DIRECTIONS FOR THIS TASK
Write the records out again. Match them exactly.

DATA PROVIDED
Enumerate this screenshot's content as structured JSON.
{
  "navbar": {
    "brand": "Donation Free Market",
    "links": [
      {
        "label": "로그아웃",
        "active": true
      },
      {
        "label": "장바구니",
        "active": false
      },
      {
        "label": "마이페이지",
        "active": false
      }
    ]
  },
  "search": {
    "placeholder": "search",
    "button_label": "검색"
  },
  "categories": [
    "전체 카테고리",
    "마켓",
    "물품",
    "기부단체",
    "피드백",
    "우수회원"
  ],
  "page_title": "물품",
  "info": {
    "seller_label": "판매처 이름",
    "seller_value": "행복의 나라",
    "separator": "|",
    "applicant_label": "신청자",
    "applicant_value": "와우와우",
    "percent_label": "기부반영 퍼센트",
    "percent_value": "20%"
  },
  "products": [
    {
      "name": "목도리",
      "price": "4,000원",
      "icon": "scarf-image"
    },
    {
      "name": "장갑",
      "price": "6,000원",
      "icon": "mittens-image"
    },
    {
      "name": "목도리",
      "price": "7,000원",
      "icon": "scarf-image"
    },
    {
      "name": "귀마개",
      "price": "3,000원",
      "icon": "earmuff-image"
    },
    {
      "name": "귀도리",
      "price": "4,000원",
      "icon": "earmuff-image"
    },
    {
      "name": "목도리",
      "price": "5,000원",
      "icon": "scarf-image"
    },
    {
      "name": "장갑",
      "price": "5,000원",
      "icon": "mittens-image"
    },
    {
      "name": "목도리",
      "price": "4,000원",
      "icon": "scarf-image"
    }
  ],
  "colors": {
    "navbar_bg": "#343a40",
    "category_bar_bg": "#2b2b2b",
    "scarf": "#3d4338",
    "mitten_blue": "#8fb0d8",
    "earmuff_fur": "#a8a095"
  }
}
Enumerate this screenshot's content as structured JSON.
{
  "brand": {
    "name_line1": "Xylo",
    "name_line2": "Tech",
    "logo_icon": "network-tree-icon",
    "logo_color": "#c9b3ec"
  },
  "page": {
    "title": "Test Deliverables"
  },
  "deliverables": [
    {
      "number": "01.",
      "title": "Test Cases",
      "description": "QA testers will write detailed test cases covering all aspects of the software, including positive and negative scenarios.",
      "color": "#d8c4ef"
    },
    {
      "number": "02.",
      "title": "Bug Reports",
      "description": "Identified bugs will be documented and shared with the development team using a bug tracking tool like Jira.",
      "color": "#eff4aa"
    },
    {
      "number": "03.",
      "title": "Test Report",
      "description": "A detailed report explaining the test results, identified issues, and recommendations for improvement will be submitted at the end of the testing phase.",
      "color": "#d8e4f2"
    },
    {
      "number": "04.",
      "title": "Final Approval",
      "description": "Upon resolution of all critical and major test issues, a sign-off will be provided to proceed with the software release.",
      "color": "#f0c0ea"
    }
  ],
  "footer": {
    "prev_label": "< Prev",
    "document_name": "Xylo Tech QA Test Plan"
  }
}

ANSWER SPACE
Enumerate this screenshot's content as structured JSON.
{
  "navbar": {
    "brand": "Donation Free Market",
    "links": [
      {
        "label": "로그아웃",
        "active": true
      },
      {
        "label": "장바구니",
        "active": false
      },
      {
        "label": "마이페이지",
        "active": false
      }
    ]
  },
  "search": {
    "placeholder": "search",
    "button_label": "검색"
  },
  "categories": [
    "전체 카테고리",
    "마켓",
    "물품",
    "기부단체",
    "피드백",
    "우수회원"
  ],
  "page_title": "물품",
  "info": {
    "seller_label": "판매처 이름",
    "seller_value": "행복의 나라",
    "separator": "|",
    "applicant_label": "신청자",
    "applicant_value": "와우와우",
    "percent_label": "기부반영 퍼센트",
    "percent_value": "20%"
  },
  "products": [
    {
      "name": "목도리",
      "price": "4,000원",
      "icon": "scarf-image"
    },
    {
      "name": "장갑",
      "price": "6,000원",
      "icon": "mittens-image"
    },
    {
      "name": "목도리",
      "price": "7,000원",
      "icon": "scarf-image"
    },
    {
      "name": "귀마개",
      "price": "3,000원",
      "icon": "earmuff-image"
    },
    {
      "name": "귀도리",
      "price": "4,000원",
      "icon": "earmuff-image"
    },
    {
      "name": "목도리",
      "price": "5,000원",
      "icon": "scarf-image"
    },
    {
      "name": "장갑",
      "price": "5,000원",
      "icon": "mittens-image"
    },
    {
      "name": "목도리",
      "price": "4,000원",
      "icon": "scarf-image"
    }
  ],
  "colors": {
    "navbar_bg": "#343a40",
    "category_bar_bg": "#2b2b2b",
    "scarf": "#3d4338",
    "mitten_blue": "#8fb0d8",
    "earmuff_fur": "#a8a095"
  }
}
Enumerate this screenshot's content as structured JSON.
{
  "brand": {
    "name_line1": "Xylo",
    "name_line2": "Tech",
    "logo_icon": "network-tree-icon",
    "logo_color": "#c9b3ec"
  },
  "page": {
    "title": "Test Deliverables"
  },
  "deliverables": [
    {
      "number": "01.",
      "title": "Test Cases",
      "description": "QA testers will write detailed test cases covering all aspects of the software, including positive and negative scenarios.",
      "color": "#d8c4ef"
    },
    {
      "number": "02.",
      "title": "Bug Reports",
      "description": "Identified bugs will be documented and shared with the development team using a bug tracking tool like Jira.",
      "color": "#eff4aa"
    },
    {
      "number": "03.",
      "title": "Test Report",
      "description": "A detailed report explaining the test results, identified issues, and recommendations for improvement will be submitted at the end of the testing phase.",
      "color": "#d8e4f2"
    },
    {
      "number": "04.",
      "title": "Final Approval",
      "description": "Upon resolution of all critical and major test issues, a sign-off will be provided to proceed with the software release.",
      "color": "#f0c0ea"
    }
  ],
  "footer": {
    "prev_label": "< Prev",
    "document_name": "Xylo Tech QA Test Plan"
  }
}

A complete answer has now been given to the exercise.